• [Aim of the exercise]: Every line of the entries below that carries the string "kind" should be copied.

• [Material supplied]:

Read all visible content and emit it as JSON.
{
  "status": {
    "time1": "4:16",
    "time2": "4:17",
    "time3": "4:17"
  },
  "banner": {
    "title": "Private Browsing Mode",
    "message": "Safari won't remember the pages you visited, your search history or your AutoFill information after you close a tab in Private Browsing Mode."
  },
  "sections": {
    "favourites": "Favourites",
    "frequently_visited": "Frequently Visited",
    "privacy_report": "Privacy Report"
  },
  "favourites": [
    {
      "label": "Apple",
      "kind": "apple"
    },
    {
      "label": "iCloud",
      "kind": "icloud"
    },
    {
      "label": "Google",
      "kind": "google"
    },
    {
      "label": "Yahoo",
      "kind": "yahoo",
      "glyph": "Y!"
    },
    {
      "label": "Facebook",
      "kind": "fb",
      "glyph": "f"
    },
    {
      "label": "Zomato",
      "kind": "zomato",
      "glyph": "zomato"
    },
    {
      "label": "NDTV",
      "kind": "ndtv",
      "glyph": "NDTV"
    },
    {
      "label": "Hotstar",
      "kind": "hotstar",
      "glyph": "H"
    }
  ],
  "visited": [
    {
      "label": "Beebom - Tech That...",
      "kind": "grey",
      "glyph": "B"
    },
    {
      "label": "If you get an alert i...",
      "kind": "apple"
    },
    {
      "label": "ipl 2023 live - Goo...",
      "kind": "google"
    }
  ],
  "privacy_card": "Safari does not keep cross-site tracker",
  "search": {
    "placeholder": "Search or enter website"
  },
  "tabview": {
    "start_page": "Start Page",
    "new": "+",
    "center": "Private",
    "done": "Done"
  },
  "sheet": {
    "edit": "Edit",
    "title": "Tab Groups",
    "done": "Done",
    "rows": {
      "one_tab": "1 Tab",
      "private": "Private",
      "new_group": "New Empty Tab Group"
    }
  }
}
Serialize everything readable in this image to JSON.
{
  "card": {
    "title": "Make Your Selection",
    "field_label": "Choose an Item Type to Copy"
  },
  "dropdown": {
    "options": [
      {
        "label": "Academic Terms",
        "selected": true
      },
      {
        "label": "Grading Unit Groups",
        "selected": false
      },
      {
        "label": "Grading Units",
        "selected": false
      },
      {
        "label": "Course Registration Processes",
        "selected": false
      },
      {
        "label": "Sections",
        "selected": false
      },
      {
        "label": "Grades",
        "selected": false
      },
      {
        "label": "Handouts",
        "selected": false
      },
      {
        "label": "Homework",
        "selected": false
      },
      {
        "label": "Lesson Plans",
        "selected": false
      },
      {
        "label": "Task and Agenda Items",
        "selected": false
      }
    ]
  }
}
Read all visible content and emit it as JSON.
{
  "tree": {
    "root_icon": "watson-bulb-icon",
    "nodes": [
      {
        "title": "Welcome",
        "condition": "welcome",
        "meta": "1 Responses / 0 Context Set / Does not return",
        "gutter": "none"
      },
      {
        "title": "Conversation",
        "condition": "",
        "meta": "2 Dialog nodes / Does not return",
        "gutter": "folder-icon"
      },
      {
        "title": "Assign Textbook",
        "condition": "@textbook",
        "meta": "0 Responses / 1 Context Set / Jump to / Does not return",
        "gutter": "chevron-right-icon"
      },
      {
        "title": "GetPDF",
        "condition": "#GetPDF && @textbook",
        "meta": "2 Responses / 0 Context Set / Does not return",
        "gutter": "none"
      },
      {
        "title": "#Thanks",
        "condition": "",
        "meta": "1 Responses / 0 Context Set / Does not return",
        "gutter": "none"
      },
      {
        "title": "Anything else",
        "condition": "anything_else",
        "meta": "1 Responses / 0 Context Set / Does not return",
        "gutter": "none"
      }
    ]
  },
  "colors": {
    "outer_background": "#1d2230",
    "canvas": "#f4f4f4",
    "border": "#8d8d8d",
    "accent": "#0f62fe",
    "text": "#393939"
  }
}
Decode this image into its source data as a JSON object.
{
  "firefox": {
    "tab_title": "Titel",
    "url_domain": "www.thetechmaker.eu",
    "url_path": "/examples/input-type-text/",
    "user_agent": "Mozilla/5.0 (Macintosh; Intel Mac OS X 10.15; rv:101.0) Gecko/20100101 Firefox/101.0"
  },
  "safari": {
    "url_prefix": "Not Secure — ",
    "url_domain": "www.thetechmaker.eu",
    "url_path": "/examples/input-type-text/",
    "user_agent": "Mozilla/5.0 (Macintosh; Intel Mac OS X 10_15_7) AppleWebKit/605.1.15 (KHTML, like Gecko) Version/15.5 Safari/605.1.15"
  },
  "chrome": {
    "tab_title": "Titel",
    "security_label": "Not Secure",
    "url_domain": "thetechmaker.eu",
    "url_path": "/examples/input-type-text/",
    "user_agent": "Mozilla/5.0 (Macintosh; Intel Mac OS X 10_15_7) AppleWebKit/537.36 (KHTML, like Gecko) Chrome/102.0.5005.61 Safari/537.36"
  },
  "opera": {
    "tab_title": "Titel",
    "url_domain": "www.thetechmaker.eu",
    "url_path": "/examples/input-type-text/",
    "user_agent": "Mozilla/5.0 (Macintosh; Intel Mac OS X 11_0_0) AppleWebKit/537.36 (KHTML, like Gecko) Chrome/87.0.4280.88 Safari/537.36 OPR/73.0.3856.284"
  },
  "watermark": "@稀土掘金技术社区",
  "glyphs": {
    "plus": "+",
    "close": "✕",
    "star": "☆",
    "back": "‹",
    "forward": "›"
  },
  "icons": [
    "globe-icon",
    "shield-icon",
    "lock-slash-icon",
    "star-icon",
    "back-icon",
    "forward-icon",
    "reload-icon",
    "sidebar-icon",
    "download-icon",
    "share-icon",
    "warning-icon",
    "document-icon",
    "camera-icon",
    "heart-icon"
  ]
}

• [Written solution]:
      "kind": "apple"
      "kind": "icloud"
      "kind": "google"
      "kind": "yahoo",
      "kind": "fb",
      "kind": "zomato",
      "kind": "ndtv",
      "kind": "hotstar",
      "kind": "grey",
      "kind": "apple"
      "kind": "google"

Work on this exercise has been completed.